What to produce: The reply must contain all of the records, unchanged.

══════════

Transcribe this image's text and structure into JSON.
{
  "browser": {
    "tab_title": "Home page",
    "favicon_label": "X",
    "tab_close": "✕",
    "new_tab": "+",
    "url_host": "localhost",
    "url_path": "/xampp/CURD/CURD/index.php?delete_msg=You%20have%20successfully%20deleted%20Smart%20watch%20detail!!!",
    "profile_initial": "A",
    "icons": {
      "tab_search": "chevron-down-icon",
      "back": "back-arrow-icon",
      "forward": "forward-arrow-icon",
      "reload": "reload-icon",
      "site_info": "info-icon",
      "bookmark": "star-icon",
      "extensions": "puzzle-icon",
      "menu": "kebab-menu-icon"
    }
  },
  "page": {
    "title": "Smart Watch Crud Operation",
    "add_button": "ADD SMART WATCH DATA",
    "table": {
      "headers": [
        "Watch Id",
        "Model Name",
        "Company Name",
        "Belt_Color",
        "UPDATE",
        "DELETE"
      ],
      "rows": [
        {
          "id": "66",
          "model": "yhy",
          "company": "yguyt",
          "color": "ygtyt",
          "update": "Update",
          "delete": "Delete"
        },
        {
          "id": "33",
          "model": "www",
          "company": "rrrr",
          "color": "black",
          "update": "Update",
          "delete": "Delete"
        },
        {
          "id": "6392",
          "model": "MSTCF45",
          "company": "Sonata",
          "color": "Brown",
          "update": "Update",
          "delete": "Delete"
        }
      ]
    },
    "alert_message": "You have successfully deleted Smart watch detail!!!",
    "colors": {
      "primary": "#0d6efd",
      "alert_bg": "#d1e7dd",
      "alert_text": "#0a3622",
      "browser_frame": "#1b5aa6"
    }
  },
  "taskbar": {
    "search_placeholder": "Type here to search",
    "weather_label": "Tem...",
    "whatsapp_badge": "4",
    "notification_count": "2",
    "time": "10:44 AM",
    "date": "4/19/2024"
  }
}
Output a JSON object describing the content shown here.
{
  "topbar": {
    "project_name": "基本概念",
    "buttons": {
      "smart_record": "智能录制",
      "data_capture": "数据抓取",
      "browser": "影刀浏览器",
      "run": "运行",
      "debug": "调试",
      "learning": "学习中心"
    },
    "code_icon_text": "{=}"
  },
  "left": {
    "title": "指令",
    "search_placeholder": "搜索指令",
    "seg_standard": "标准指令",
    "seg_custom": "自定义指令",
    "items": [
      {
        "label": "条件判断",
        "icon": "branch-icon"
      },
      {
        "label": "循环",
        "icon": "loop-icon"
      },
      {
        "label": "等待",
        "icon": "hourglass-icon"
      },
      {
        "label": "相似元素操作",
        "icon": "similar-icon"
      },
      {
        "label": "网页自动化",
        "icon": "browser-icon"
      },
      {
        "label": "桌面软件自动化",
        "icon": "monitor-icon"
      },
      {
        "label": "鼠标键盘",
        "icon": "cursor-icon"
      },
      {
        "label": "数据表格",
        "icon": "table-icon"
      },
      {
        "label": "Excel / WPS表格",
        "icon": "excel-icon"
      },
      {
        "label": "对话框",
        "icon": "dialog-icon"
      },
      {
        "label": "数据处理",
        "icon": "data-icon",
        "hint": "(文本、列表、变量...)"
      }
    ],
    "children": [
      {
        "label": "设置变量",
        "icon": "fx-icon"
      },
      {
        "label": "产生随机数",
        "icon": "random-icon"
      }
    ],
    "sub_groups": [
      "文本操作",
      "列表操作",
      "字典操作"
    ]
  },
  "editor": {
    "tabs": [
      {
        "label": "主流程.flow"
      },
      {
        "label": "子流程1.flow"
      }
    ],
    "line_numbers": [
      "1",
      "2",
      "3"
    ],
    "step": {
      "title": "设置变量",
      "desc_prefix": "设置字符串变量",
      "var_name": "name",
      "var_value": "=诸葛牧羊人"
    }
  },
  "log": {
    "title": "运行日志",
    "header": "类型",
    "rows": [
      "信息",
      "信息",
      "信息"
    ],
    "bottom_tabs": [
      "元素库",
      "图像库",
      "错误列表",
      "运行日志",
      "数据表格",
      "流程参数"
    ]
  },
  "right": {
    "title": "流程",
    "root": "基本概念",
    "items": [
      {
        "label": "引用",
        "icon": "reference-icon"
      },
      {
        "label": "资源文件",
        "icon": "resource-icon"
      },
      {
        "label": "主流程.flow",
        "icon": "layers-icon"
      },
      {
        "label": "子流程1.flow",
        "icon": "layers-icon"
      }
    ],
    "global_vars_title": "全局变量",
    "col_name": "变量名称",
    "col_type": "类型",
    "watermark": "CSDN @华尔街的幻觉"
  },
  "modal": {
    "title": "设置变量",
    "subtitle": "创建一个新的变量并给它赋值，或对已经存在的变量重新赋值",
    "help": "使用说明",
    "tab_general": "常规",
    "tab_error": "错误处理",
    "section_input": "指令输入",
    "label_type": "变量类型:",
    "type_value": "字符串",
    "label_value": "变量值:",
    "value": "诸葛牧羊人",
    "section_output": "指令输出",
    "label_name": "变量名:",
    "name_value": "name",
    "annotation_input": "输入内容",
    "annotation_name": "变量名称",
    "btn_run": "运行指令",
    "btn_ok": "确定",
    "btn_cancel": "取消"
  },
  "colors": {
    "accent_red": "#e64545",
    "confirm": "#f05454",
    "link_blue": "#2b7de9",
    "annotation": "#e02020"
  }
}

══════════

Written solution:
Transcribe this image's text and structure into JSON.
{
  "browser": {
    "tab_title": "Home page",
    "favicon_label": "X",
    "tab_close": "✕",
    "new_tab": "+",
    "url_host": "localhost",
    "url_path": "/xampp/CURD/CURD/index.php?delete_msg=You%20have%20successfully%20deleted%20Smart%20watch%20detail!!!",
    "profile_initial": "A",
    "icons": {
      "tab_search": "chevron-down-icon",
      "back": "back-arrow-icon",
      "forward": "forward-arrow-icon",
      "reload": "reload-icon",
      "site_info": "info-icon",
      "bookmark": "star-icon",
      "extensions": "puzzle-icon",
      "menu": "kebab-menu-icon"
    }
  },
  "page": {
    "title": "Smart Watch Crud Operation",
    "add_button": "ADD SMART WATCH DATA",
    "table": {
      "headers": [
        "Watch Id",
        "Model Name",
        "Company Name",
        "Belt_Color",
        "UPDATE",
        "DELETE"
      ],
      "rows": [
        {
          "id": "66",
          "model": "yhy",
          "company": "yguyt",
          "color": "ygtyt",
          "update": "Update",
          "delete": "Delete"
        },
        {
          "id": "33",
          "model": "www",
          "company": "rrrr",
          "color": "black",
          "update": "Update",
          "delete": "Delete"
        },
        {
          "id": "6392",
          "model": "MSTCF45",
          "company": "Sonata",
          "color": "Brown",
          "update": "Update",
          "delete": "Delete"
        }
      ]
    },
    "alert_message": "You have successfully deleted Smart watch detail!!!",
    "colors": {
      "primary": "#0d6efd",
      "alert_bg": "#d1e7dd",
      "alert_text": "#0a3622",
      "browser_frame": "#1b5aa6"
    }
  },
  "taskbar": {
    "search_placeholder": "Type here to search",
    "weather_label": "Tem...",
    "whatsapp_badge": "4",
    "notification_count": "2",
    "time": "10:44 AM",
    "date": "4/19/2024"
  }
}
Output a JSON object describing the content shown here.
{
  "topbar": {
    "project_name": "基本概念",
    "buttons": {
      "smart_record": "智能录制",
      "data_capture": "数据抓取",
      "browser": "影刀浏览器",
      "run": "运行",
      "debug": "调试",
      "learning": "学习中心"
    },
    "code_icon_text": "{=}"
  },
  "left": {
    "title": "指令",
    "search_placeholder": "搜索指令",
    "seg_standard": "标准指令",
    "seg_custom": "自定义指令",
    "items": [
      {
        "label": "条件判断",
        "icon": "branch-icon"
      },
      {
        "label": "循环",
        "icon": "loop-icon"
      },
      {
        "label": "等待",
        "icon": "hourglass-icon"
      },
      {
        "label": "相似元素操作",
        "icon": "similar-icon"
      },
      {
        "label": "网页自动化",
        "icon": "browser-icon"
      },
      {
        "label": "桌面软件自动化",
        "icon": "monitor-icon"
      },
      {
        "label": "鼠标键盘",
        "icon": "cursor-icon"
      },
      {
        "label": "数据表格",
        "icon": "table-icon"
      },
      {
        "label": "Excel / WPS表格",
        "icon": "excel-icon"
      },
      {
        "label": "对话框",
        "icon": "dialog-icon"
      },
      {
        "label": "数据处理",
        "icon": "data-icon",
        "hint": "(文本、列表、变量...)"
      }
    ],
    "children": [
      {
        "label": "设置变量",
        "icon": "fx-icon"
      },
      {
        "label": "产生随机数",
        "icon": "random-icon"
      }
    ],
    "sub_groups": [
      "文本操作",
      "列表操作",
      "字典操作"
    ]
  },
  "editor": {
    "tabs": [
      {
        "label": "主流程.flow"
      },
      {
        "label": "子流程1.flow"
      }
    ],
    "line_numbers": [
      "1",
      "2",
      "3"
    ],
    "step": {
      "title": "设置变量",
      "desc_prefix": "设置字符串变量",
      "var_name": "name",
      "var_value": "=诸葛牧羊人"
    }
  },
  "log": {
    "title": "运行日志",
    "header": "类型",
    "rows": [
      "信息",
      "信息",
      "信息"
    ],
    "bottom_tabs": [
      "元素库",
      "图像库",
      "错误列表",
      "运行日志",
      "数据表格",
      "流程参数"
    ]
  },
  "right": {
    "title": "流程",
    "root": "基本概念",
    "items": [
      {
        "label": "引用",
        "icon": "reference-icon"
      },
      {
        "label": "资源文件",
        "icon": "resource-icon"
      },
      {
        "label": "主流程.flow",
        "icon": "layers-icon"
      },
      {
        "label": "子流程1.flow",
        "icon": "layers-icon"
      }
    ],
    "global_vars_title": "全局变量",
    "col_name": "变量名称",
    "col_type": "类型",
    "watermark": "CSDN @华尔街的幻觉"
  },
  "modal": {
    "title": "设置变量",
    "subtitle": "创建一个新的变量并给它赋值，或对已经存在的变量重新赋值",
    "help": "使用说明",
    "tab_general": "常规",
    "tab_error": "错误处理",
    "section_input": "指令输入",
    "label_type": "变量类型:",
    "type_value": "字符串",
    "label_value": "变量值:",
    "value": "诸葛牧羊人",
    "section_output": "指令输出",
    "label_name": "变量名:",
    "name_value": "name",
    "annotation_input": "输入内容",
    "annotation_name": "变量名称",
    "btn_run": "运行指令",
    "btn_ok": "确定",
    "btn_cancel": "取消"
  },
  "colors": {
    "accent_red": "#e64545",
    "confirm": "#f05454",
    "link_blue": "#2b7de9",
    "annotation": "#e02020"
  }
}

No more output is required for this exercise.